# LISTED RECORDS
----

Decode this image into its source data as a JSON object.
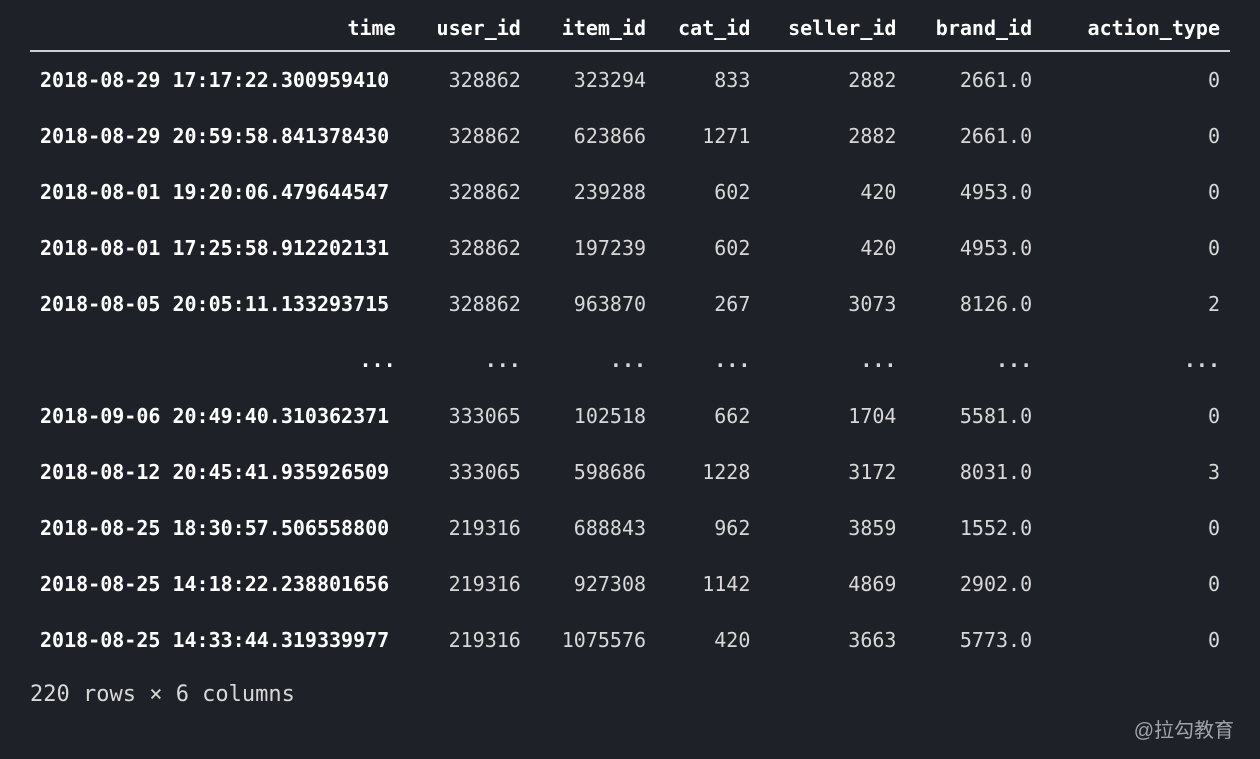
{
  "table": {
    "index_name": "time",
    "columns": [
      "user_id",
      "item_id",
      "cat_id",
      "seller_id",
      "brand_id",
      "action_type"
    ],
    "rows_head": [
      {
        "index": "2018-08-29 17:17:22.300959410",
        "cells": [
          "328862",
          "323294",
          "833",
          "2882",
          "2661.0",
          "0"
        ]
      },
      {
        "index": "2018-08-29 20:59:58.841378430",
        "cells": [
          "328862",
          "623866",
          "1271",
          "2882",
          "2661.0",
          "0"
        ]
      },
      {
        "index": "2018-08-01 19:20:06.479644547",
        "cells": [
          "328862",
          "239288",
          "602",
          "420",
          "4953.0",
          "0"
        ]
      },
      {
        "index": "2018-08-01 17:25:58.912202131",
        "cells": [
          "328862",
          "197239",
          "602",
          "420",
          "4953.0",
          "0"
        ]
      },
      {
        "index": "2018-08-05 20:05:11.133293715",
        "cells": [
          "328862",
          "963870",
          "267",
          "3073",
          "8126.0",
          "2"
        ]
      }
    ],
    "ellipsis": "...",
    "rows_tail": [
      {
        "index": "2018-09-06 20:49:40.310362371",
        "cells": [
          "333065",
          "102518",
          "662",
          "1704",
          "5581.0",
          "0"
        ]
      },
      {
        "index": "2018-08-12 20:45:41.935926509",
        "cells": [
          "333065",
          "598686",
          "1228",
          "3172",
          "8031.0",
          "3"
        ]
      },
      {
        "index": "2018-08-25 18:30:57.506558800",
        "cells": [
          "219316",
          "688843",
          "962",
          "3859",
          "1552.0",
          "0"
        ]
      },
      {
        "index": "2018-08-25 14:18:22.238801656",
        "cells": [
          "219316",
          "927308",
          "1142",
          "4869",
          "2902.0",
          "0"
        ]
      },
      {
        "index": "2018-08-25 14:33:44.319339977",
        "cells": [
          "219316",
          "1075576",
          "420",
          "3663",
          "5773.0",
          "0"
        ]
      }
    ],
    "shape_text": "220 rows × 6 columns"
  },
  "watermark": "@拉勾教育"
}
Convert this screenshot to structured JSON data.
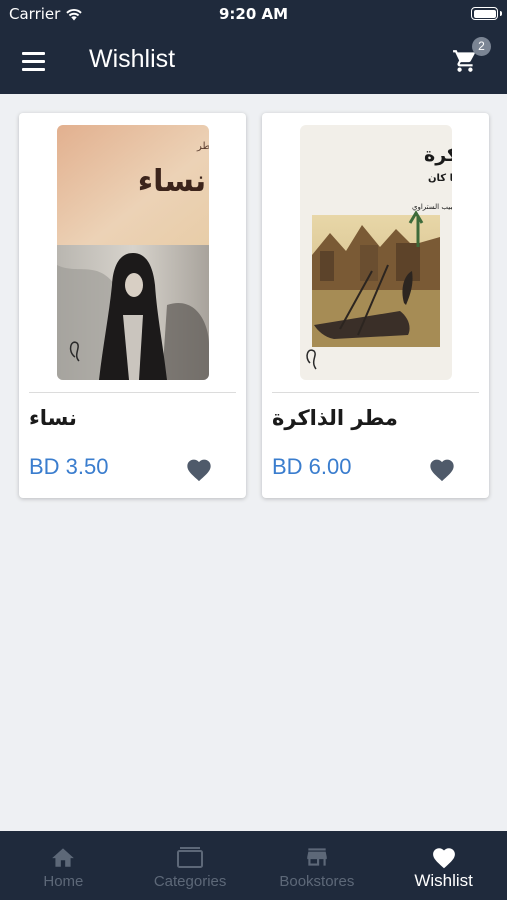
{
  "status_bar": {
    "carrier": "Carrier",
    "time": "9:20 AM"
  },
  "header": {
    "title": "Wishlist",
    "cart_count": "2"
  },
  "wishlist": [
    {
      "title": "نساء",
      "price": "BD 3.50",
      "cover_author": "فوزية مطر",
      "cover_title": "نساء"
    },
    {
      "title": "مطر الذاكرة",
      "price": "BD 6.00",
      "cover_title": "مطر الذاكرة",
      "cover_subtitle": "سيرة الوجدان في ما كان",
      "cover_author": "جمعة حبيب الستراوي"
    }
  ],
  "tabs": [
    {
      "label": "Home",
      "icon": "home-icon",
      "active": false
    },
    {
      "label": "Categories",
      "icon": "folder-icon",
      "active": false
    },
    {
      "label": "Bookstores",
      "icon": "store-icon",
      "active": false
    },
    {
      "label": "Wishlist",
      "icon": "heart-icon",
      "active": true
    }
  ],
  "colors": {
    "primary": "#1f2a3c",
    "price": "#3a7dce",
    "background": "#eef0f3",
    "heart": "#4f5a6a"
  }
}
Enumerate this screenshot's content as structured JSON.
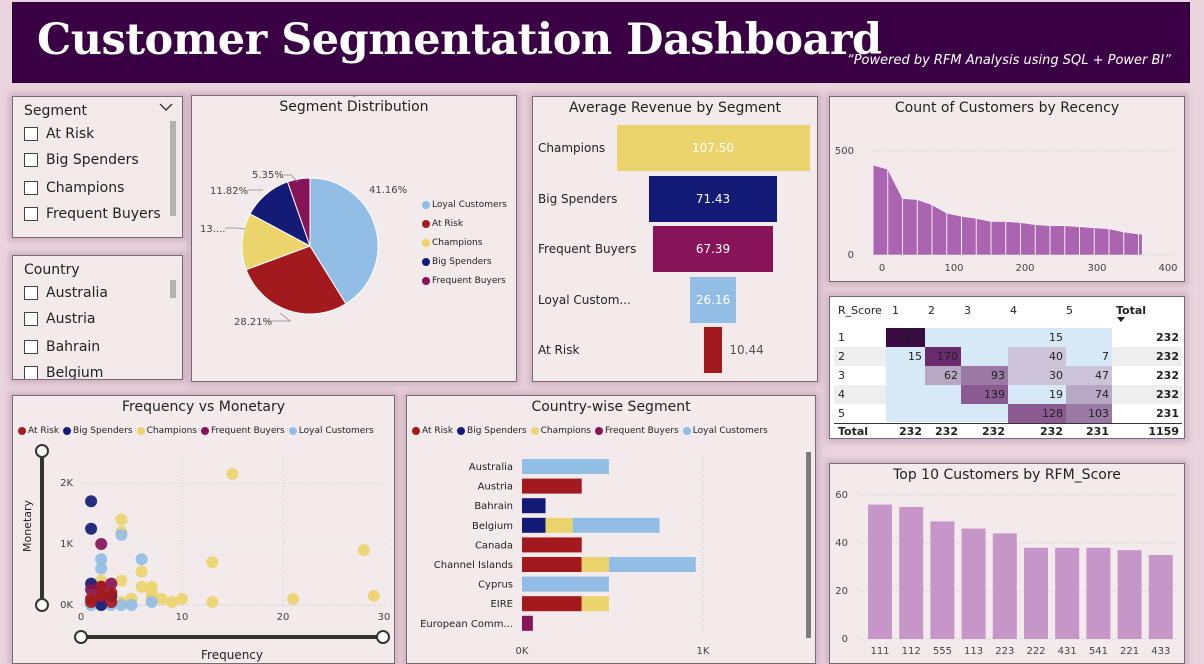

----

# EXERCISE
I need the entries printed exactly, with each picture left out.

# WORKED SOLUTION
Decode this image into its source data as a JSON object.
{
  "table": {
    "index_name": "time",
    "columns": [
      "user_id",
      "item_id",
      "cat_id",
      "seller_id",
      "brand_id",
      "action_type"
    ],
    "rows_head": [
      {
        "index": "2018-08-29 17:17:22.300959410",
        "cells": [
          "328862",
          "323294",
          "833",
          "2882",
          "2661.0",
          "0"
        ]
      },
      {
        "index": "2018-08-29 20:59:58.841378430",
        "cells": [
          "328862",
          "623866",
          "1271",
          "2882",
          "2661.0",
          "0"
        ]
      },
      {
        "index": "2018-08-01 19:20:06.479644547",
        "cells": [
          "328862",
          "239288",
          "602",
          "420",
          "4953.0",
          "0"
        ]
      },
      {
        "index": "2018-08-01 17:25:58.912202131",
        "cells": [
          "328862",
          "197239",
          "602",
          "420",
          "4953.0",
          "0"
        ]
      },
      {
        "index": "2018-08-05 20:05:11.133293715",
        "cells": [
          "328862",
          "963870",
          "267",
          "3073",
          "8126.0",
          "2"
        ]
      }
    ],
    "ellipsis": "...",
    "rows_tail": [
      {
        "index": "2018-09-06 20:49:40.310362371",
        "cells": [
          "333065",
          "102518",
          "662",
          "1704",
          "5581.0",
          "0"
        ]
      },
      {
        "index": "2018-08-12 20:45:41.935926509",
        "cells": [
          "333065",
          "598686",
          "1228",
          "3172",
          "8031.0",
          "3"
        ]
      },
      {
        "index": "2018-08-25 18:30:57.506558800",
        "cells": [
          "219316",
          "688843",
          "962",
          "3859",
          "1552.0",
          "0"
        ]
      },
      {
        "index": "2018-08-25 14:18:22.238801656",
        "cells": [
          "219316",
          "927308",
          "1142",
          "4869",
          "2902.0",
          "0"
        ]
      },
      {
        "index": "2018-08-25 14:33:44.319339977",
        "cells": [
          "219316",
          "1075576",
          "420",
          "3663",
          "5773.0",
          "0"
        ]
      }
    ],
    "shape_text": "220 rows × 6 columns"
  },
  "watermark": "@拉勾教育"
}
Convert this screenshot to structured JSON data.
{
  "status_bar": {
    "carrier": "Carrier",
    "time": "9:20 AM"
  },
  "header": {
    "title": "Wishlist",
    "cart_count": "2"
  },
  "wishlist": [
    {
      "title": "نساء",
      "price": "BD 3.50",
      "cover_author": "فوزية مطر",
      "cover_title": "نساء"
    },
    {
      "title": "مطر الذاكرة",
      "price": "BD 6.00",
      "cover_title": "مطر الذاكرة",
      "cover_subtitle": "سيرة الوجدان في ما كان",
      "cover_author": "جمعة حبيب الستراوي"
    }
  ],
  "tabs": [
    {
      "label": "Home",
      "icon": "home-icon",
      "active": false
    },
    {
      "label": "Categories",
      "icon": "folder-icon",
      "active": false
    },
    {
      "label": "Bookstores",
      "icon": "store-icon",
      "active": false
    },
    {
      "label": "Wishlist",
      "icon": "heart-icon",
      "active": true
    }
  ],
  "colors": {
    "primary": "#1f2a3c",
    "price": "#3a7dce",
    "background": "#eef0f3",
    "heart": "#4f5a6a"
  }
}
Enumerate this screenshot's content as structured JSON.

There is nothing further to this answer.